At the time, our church even had a pastor whose true gift and thus, responsibility, was to help new attendees integrate. He would wander through the crowd, sometimes snaring a member or two, and drag them in our direction. Some polite conversation would follow.
This all went on for what felt like years, especially for this introvert. 17 years later, and many ‘casually’ wandered halls, followed by endless polite conversations, I would do it all again.
These dreaded hours direct us to the place we need to be.
It is not easy to walk into new places, filled with unknowns, but we do it because we long to be known. In fact, we are meant to be known, made to be known. God created us for relationship, and we simply cannot help but go looking for that thing which we crave.
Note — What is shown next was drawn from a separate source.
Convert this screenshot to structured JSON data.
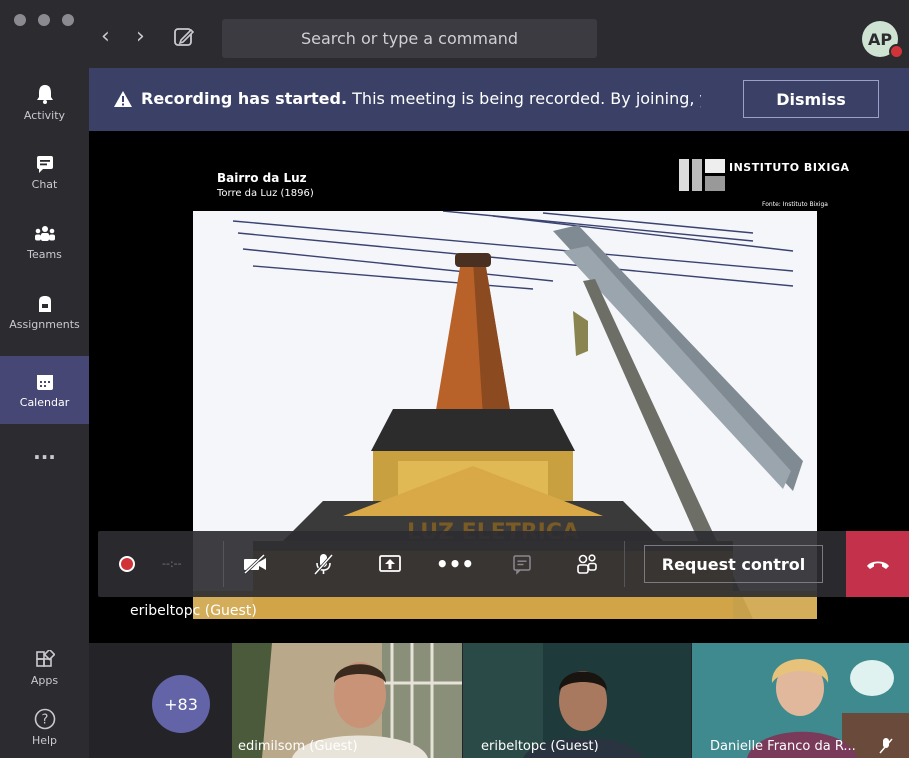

Of course, I had no choice but to go to that new school and awkwardly saunter my way toward relationship, but it did happen. There are friends there, still. Choosing to go to a new church (or countless other new places) may seem more optional, but I think we’re usually pursuing that same old craving, to be, and belong, with others. As hard as it feels at the outset, we always do it.
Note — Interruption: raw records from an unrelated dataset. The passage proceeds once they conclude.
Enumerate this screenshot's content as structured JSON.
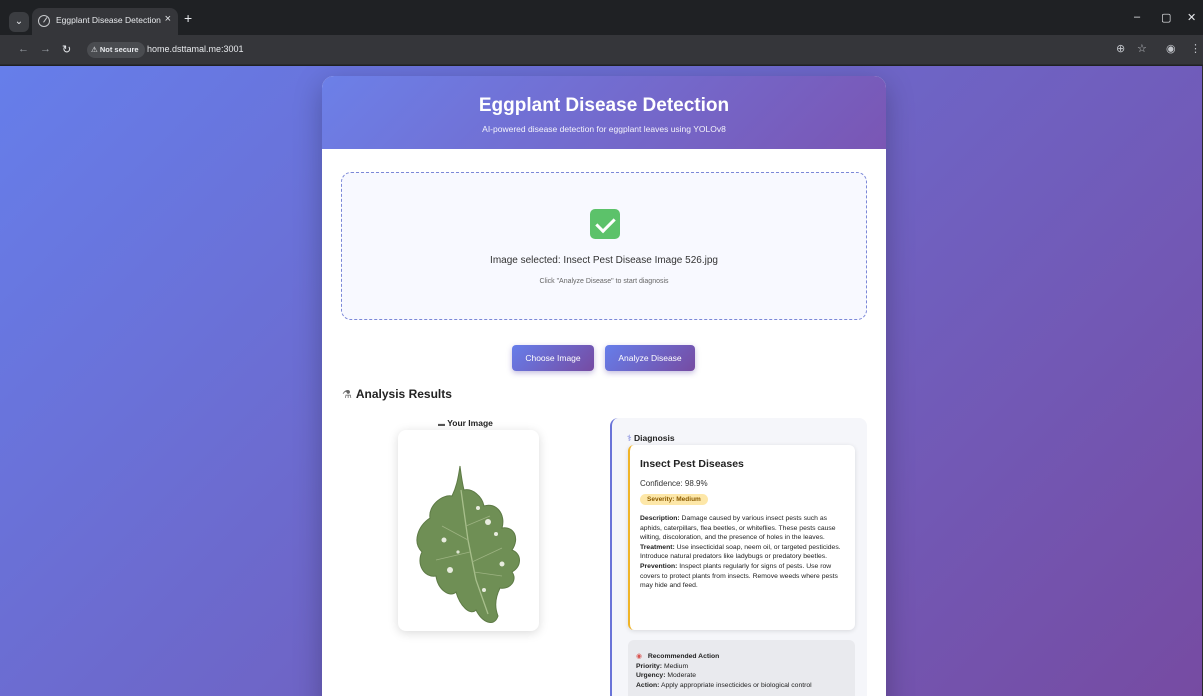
{
  "browser": {
    "tab_title": "Eggplant Disease Detection",
    "tab_close": "×",
    "new_tab": "+",
    "security_label": "Not secure",
    "url": "home.dsttamal.me:3001",
    "win_minimize": "–",
    "win_restore": "▢",
    "win_close": "✕"
  },
  "header": {
    "title": "Eggplant Disease Detection",
    "subtitle": "AI-powered disease detection for eggplant leaves using YOLOv8"
  },
  "upload": {
    "selected_text": "Image selected: Insect Pest Disease Image 526.jpg",
    "hint": "Click \"Analyze Disease\" to start diagnosis",
    "status_icon": "check-icon"
  },
  "buttons": {
    "choose": "Choose Image",
    "analyze": "Analyze Disease"
  },
  "results": {
    "title": "Analysis Results",
    "image_label": "Your Image",
    "diagnosis_label": "Diagnosis",
    "disease": "Insect Pest Diseases",
    "confidence": "Confidence: 98.9%",
    "severity": "Severity: Medium",
    "description_label": "Description:",
    "description": "Damage caused by various insect pests such as aphids, caterpillars, flea beetles, or whiteflies. These pests cause wilting, discoloration, and the presence of holes in the leaves.",
    "treatment_label": "Treatment:",
    "treatment": "Use insecticidal soap, neem oil, or targeted pesticides. Introduce natural predators like ladybugs or predatory beetles.",
    "prevention_label": "Prevention:",
    "prevention": "Inspect plants regularly for signs of pests. Use row covers to protect plants from insects. Remove weeds where pests may hide and feed.",
    "action_title": "Recommended Action",
    "priority_label": "Priority:",
    "priority": "Medium",
    "urgency_label": "Urgency:",
    "urgency": "Moderate",
    "action_label": "Action:",
    "action": "Apply appropriate insecticides or biological control"
  },
  "colors": {
    "gradient_start": "#667eea",
    "gradient_end": "#764ba2",
    "severity_bg": "#fde7a8",
    "check_green": "#5cc26a",
    "leaf_green": "#6f8f55"
  }
}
Perhaps the word to end with is this: if you are very settled and very comfortable, happy in your relationships, good (great, actually!)— but remember to look around and make eye contact with a wanderer; pour them a cup of coffee, and gosh, maybe even give them a hug.
Header photo by Steve Harvey on Unsplash
Lockers photo by Randy Laybourne on Unsplash
Hugging photo by Erika Giraud on Unsplash
Coffee photo by Clay Banks on Unsplash
Lyle Schaller said the loneliest time for a visitor to a church is immediately after the Benediction. Everyone stands and gets in the greeting line and strikes up conversations with people they know. Meanwhile you, the visitor are standing alone and feel just as you described so well, Katy. Schaller’s prescription was for the congregation to be reminded of this again and again and to be deliberate not to greet friends but to seek out the visitor and offer companionship. Ignore your friends! Seek out someone needing one.
Communication or relationship is a two way proposition. I have looked someone into his eyes, extended my hand and said “Greetings: I would like to introduce myself”. I have yet to be denied a smile and a pleasant reception. It has initiated many interesting and profound conversations.
So visceral, this. It hurts my heart, reading about your high school self… so ripe for belonging but unmet by structuring that could have facilitated that deep human need. Wonder if gathering places were set up to facilitate Belonging for All rather than serving those who already belong. Thank you for writing about this painful terrain, so human.
I love your writing. You offer so many connections to my life.
I’ve always found it easier, for all it requires, to be the one who preaches at a church service than to be the one who happens to be visiting that church for worship. To be asked as a visitor to stand (as was sometimes done in the old days) I found more discomforting than to be the one standing in the pulpit.
Thank you for this, Katy.